“I Am” director Tom Shadyac (Bruce Almighty) captured the flavor of how our physical, consumeristic, competitive selves might have it all wrong — that the “good vibrations” around compassion and cooperation and love ultimately are closer to the roots that bind us.
Physicist-turned-philosopher author Peter Russell eloquently promotes the idea that we are all connected down deep — and that at the quantum level, every cell of humans, animals, leaves and even rocks are one. [See this page on Peter Russell.]

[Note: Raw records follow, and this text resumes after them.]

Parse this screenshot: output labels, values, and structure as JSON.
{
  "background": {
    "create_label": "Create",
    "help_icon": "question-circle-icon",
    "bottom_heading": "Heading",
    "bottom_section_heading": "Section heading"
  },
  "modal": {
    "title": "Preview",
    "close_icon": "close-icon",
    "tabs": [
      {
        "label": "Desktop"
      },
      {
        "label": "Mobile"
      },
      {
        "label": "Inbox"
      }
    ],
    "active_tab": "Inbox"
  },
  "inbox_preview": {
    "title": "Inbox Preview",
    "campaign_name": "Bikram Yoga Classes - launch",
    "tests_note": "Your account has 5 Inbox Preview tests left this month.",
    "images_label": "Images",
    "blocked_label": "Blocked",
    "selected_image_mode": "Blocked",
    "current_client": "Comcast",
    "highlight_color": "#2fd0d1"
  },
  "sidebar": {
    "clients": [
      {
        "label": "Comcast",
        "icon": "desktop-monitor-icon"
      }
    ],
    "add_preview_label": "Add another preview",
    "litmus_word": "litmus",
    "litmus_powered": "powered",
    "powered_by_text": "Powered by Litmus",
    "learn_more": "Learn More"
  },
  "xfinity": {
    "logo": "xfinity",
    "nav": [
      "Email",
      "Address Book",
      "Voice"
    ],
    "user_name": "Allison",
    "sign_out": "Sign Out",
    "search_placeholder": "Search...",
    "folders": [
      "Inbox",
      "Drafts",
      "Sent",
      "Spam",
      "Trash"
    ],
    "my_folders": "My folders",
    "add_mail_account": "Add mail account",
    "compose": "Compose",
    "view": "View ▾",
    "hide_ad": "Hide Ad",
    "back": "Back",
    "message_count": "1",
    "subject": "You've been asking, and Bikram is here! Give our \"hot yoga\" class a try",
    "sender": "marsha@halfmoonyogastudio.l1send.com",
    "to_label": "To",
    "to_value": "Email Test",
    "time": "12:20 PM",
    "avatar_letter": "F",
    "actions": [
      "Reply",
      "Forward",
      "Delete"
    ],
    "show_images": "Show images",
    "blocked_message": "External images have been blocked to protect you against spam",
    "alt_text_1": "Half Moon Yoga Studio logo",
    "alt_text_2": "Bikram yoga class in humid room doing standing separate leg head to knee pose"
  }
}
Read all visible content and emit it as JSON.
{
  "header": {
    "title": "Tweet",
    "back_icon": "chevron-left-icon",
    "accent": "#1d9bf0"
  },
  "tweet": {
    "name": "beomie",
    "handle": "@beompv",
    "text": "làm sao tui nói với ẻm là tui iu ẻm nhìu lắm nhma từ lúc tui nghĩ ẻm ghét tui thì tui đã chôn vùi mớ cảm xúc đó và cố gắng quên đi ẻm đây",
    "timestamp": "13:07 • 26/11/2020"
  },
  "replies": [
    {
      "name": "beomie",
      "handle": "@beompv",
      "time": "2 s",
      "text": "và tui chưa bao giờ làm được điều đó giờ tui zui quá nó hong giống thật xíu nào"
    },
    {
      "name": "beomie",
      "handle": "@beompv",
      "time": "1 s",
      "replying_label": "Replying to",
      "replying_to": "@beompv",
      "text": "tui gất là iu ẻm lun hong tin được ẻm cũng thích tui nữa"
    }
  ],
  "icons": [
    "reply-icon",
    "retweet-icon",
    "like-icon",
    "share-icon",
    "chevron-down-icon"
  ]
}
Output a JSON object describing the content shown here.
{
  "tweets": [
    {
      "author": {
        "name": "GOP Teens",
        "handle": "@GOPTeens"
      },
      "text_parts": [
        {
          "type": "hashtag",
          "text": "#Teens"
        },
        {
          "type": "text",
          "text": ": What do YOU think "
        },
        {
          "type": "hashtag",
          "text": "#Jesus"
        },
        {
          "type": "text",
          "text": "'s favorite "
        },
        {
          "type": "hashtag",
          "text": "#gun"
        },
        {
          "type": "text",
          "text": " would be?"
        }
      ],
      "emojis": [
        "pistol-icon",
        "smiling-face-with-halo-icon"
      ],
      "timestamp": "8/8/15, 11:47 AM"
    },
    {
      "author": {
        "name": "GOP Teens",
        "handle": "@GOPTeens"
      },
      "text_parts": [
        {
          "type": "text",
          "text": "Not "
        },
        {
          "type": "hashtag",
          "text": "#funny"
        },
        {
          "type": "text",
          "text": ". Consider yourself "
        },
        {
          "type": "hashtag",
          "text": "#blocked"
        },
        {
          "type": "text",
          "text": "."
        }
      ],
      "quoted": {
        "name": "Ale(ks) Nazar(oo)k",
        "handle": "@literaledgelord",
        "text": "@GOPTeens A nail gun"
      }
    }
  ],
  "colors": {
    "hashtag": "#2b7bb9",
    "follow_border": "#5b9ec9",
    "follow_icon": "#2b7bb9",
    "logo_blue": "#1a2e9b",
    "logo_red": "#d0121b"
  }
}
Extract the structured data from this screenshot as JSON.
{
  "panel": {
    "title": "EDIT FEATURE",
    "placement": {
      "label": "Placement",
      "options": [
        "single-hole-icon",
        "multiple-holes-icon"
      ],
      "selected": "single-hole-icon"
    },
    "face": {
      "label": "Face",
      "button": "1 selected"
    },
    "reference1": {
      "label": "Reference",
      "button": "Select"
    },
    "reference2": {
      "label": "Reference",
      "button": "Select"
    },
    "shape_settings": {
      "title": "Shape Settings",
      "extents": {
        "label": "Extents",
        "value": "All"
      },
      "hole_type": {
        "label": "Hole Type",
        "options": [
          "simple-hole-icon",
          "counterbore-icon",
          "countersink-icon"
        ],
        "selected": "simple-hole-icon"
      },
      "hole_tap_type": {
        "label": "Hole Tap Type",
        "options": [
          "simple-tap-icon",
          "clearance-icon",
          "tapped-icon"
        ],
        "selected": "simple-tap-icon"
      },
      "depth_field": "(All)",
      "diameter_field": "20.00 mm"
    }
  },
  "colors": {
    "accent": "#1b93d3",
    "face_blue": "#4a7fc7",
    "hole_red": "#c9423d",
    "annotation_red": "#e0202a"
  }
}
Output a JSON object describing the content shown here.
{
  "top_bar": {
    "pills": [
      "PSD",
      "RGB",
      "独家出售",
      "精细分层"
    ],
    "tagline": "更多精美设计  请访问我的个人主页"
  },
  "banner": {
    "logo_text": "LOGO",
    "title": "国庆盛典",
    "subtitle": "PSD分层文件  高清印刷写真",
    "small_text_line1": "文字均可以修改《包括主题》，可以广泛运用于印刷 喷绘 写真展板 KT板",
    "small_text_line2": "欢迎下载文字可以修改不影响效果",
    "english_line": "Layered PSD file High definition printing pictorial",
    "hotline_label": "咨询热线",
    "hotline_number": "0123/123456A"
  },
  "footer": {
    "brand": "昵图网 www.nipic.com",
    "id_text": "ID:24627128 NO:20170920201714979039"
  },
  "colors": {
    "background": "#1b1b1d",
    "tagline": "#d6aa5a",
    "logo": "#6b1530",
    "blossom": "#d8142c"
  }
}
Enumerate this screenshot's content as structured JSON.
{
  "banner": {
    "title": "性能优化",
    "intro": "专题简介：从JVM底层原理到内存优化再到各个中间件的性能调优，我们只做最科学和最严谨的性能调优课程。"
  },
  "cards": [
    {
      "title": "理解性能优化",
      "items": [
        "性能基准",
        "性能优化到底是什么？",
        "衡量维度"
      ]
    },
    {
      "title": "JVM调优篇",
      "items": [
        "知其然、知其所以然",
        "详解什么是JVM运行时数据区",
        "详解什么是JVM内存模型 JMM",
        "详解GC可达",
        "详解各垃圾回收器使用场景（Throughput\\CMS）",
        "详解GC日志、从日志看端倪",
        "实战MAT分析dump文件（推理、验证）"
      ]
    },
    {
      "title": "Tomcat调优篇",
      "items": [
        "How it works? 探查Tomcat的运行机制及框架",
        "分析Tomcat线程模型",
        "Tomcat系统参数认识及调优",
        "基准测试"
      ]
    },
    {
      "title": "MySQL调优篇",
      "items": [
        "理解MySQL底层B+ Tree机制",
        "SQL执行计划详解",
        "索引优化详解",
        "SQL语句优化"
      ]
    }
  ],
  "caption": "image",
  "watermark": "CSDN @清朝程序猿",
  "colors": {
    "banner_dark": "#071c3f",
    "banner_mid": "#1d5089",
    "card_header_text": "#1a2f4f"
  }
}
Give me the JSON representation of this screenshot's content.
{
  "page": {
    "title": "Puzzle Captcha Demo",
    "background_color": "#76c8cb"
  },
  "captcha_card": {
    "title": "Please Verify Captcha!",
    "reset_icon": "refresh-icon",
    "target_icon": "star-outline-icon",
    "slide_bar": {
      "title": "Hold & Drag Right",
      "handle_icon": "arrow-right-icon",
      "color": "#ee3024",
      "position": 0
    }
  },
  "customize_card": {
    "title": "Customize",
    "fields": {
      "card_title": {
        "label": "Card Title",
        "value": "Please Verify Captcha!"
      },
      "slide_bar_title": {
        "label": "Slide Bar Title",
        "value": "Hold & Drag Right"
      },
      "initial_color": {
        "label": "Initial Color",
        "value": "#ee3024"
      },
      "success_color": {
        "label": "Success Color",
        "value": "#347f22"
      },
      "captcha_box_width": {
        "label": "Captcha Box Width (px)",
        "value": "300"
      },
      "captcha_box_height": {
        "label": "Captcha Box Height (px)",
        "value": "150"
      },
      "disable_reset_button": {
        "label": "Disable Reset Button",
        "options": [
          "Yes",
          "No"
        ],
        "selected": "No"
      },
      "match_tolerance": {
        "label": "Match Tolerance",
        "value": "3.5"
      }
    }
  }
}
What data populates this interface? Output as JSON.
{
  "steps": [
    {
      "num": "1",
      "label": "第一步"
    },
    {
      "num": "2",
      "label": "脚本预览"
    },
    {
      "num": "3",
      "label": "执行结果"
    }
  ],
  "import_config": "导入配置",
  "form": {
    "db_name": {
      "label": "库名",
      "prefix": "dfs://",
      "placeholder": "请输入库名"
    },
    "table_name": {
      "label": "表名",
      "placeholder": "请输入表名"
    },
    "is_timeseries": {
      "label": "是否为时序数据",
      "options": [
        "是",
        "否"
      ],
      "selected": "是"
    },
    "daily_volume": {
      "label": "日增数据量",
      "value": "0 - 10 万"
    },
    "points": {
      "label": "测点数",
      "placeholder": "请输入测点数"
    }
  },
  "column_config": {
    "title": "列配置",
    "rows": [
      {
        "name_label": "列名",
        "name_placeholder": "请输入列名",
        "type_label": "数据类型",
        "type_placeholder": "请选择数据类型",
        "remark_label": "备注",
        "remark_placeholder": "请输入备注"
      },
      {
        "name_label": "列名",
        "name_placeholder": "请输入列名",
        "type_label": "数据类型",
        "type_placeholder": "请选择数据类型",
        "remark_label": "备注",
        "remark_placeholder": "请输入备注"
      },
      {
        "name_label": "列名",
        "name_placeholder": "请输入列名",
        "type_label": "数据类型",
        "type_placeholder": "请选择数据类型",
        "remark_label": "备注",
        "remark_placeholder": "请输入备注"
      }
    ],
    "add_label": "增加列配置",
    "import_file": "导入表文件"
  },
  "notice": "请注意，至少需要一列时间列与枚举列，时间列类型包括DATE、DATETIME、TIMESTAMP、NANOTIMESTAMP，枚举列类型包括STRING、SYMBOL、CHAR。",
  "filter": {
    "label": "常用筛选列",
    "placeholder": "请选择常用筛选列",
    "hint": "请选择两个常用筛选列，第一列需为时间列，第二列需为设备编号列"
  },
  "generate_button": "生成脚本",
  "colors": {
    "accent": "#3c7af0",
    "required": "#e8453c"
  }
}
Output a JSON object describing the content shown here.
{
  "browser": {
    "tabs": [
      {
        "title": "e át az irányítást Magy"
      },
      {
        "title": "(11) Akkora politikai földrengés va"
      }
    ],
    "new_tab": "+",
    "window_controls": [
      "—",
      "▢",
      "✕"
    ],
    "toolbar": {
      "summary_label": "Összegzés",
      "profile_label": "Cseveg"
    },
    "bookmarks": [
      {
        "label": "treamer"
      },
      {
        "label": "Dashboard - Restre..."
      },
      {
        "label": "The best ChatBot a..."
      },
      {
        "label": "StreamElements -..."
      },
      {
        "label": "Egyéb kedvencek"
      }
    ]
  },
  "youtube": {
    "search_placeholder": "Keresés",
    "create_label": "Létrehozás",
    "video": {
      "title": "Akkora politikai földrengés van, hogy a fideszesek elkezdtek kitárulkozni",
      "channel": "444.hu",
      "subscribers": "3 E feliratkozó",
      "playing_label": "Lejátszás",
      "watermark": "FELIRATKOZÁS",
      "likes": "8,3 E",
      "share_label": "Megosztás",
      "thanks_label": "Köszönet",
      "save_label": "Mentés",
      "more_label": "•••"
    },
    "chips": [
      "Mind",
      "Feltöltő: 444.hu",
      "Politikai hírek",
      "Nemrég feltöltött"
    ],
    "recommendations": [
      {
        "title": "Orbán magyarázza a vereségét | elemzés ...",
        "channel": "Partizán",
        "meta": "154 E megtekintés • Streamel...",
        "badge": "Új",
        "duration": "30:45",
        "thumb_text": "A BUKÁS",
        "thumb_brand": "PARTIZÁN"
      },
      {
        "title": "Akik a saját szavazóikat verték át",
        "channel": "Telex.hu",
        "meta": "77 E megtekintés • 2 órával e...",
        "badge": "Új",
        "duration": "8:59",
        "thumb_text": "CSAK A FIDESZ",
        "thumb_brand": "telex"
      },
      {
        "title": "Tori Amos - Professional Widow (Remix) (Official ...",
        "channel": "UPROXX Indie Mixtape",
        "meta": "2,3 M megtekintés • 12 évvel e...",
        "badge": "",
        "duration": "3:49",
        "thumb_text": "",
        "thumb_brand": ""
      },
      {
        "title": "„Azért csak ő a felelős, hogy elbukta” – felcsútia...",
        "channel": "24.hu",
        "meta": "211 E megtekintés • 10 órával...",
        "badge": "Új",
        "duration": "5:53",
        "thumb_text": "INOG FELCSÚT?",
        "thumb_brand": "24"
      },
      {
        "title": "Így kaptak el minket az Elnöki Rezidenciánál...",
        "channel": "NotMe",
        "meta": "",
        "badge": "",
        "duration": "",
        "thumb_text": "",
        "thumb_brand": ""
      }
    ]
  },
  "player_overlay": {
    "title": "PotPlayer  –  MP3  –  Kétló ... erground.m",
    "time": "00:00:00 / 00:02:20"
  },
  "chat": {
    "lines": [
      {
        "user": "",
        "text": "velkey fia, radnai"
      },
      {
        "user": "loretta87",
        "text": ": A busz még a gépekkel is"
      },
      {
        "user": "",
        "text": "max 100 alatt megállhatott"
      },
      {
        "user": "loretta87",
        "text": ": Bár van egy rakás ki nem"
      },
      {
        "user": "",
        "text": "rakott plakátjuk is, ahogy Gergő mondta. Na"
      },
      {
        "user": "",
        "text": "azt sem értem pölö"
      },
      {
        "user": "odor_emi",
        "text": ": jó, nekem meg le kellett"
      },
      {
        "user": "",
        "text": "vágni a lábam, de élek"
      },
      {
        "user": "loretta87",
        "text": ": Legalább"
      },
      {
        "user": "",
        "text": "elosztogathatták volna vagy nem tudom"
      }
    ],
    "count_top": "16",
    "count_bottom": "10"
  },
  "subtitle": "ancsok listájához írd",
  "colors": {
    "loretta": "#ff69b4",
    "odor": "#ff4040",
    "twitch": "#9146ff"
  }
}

And, particular news to me, since I hadn’t been following post-Darwinian science: research has found that genes are essentially taking communication from elsewhere about how to organize, and mutate — they aren’t driving evolution in the way we thought only a few decades ago. As Craig Venter, leader of the Human Genome Project put it, “Genes cannot explain all of what makes us who we are.”
Researchers are detecting that the vast amounts of non-coding DNA in our genome are offering vibrational responses — like an antenna — receiving and sending signals to turn on and off expressions of genes as part of an active two-way signaling process.
Mendelian inheritance — the idea that everything that passes to the next generation only through the genes — is giving way to a more complex inheritance process called epigenetics. Perhaps lifestyle and behavioral tendencies are passed on at the cellular level (not simply through imitation). How are these signals from the environment transferred?
Like the process of photosynthesis — which enabled Earth to become populated by organisms more complex than bacteria — wavelike energy transfer involves communication of information. We don’t seem to be paying as much attention to that deeper level: how is this energy communicated?
Theory: The Field of Awareness
Edgar Mitchell, who walked on the moon, turned his scientific curiosity into more than 40 years of research into Eastern philosophy, parapsychology and the formation of the Institute of Noetic Sciences after he had a transcendent moment in outer space.
Edgar had felt a palpable connection to everything in the universe and innately realized that everything he had thus far learned as a scientist was only partially complete. He transcended his training to believe that the universe consists of a conscious state of awareness. [See this page on Edgar Mitchell.]
Rupert Sheldrake, also highly educated, has gone beyond his academic training as a biologist to come up with a revolutionary theory of how animals and human beings interact. He believes that there is a “morphic” field that connects us in ways far beyond what our five senses detect. [See this page on Sheldrake.]
Ervin Laszlo has become a favorite author of mine on his views of the Akashic Field. [MORE TO COME ON THAT, AND MICHAEL TALBOT’S HOLOGRAPHIC UNIVERSE, and LYNN McTAGGART’S FIELD]
Physicist Sir Roger Penrose, in collaboration with Stuart Hameroff, has taken the concept of the field of awareness a step further with a theory that encompasses the wave-collapse function, by giving (and my interpretation here is simplistic), the universe of consciousness a method for choosing a result, based on evolving qualia values. [See my conversation with Stuart Hameroff here.]
The Theory of Everything in Sum
In my innocent outlook, as a non-scientist and a non-philosopher, I see my own theory of the universe evolving as this: 1) our bodies and all matter are at the base, 2) our emotions and vibrations are connectors to other bodies and matter, 3) and underlying it all is a field of conscious awareness that supports us.
Those who reach this state of awareness more often than not are the ones who live in harmony with a kind of convergence — a sense of the interconnectedness and oneness of the universe that we might otherwise find temporarily in meditation, or experience in the transcendent moments of nature or “being in the zone” of creativity.
But… talking in an isolation chamber is not useful for anyone. What do you think? What is your theory about the “everything”? Share your thoughts in the Reply section below.
— Mikki Morrissette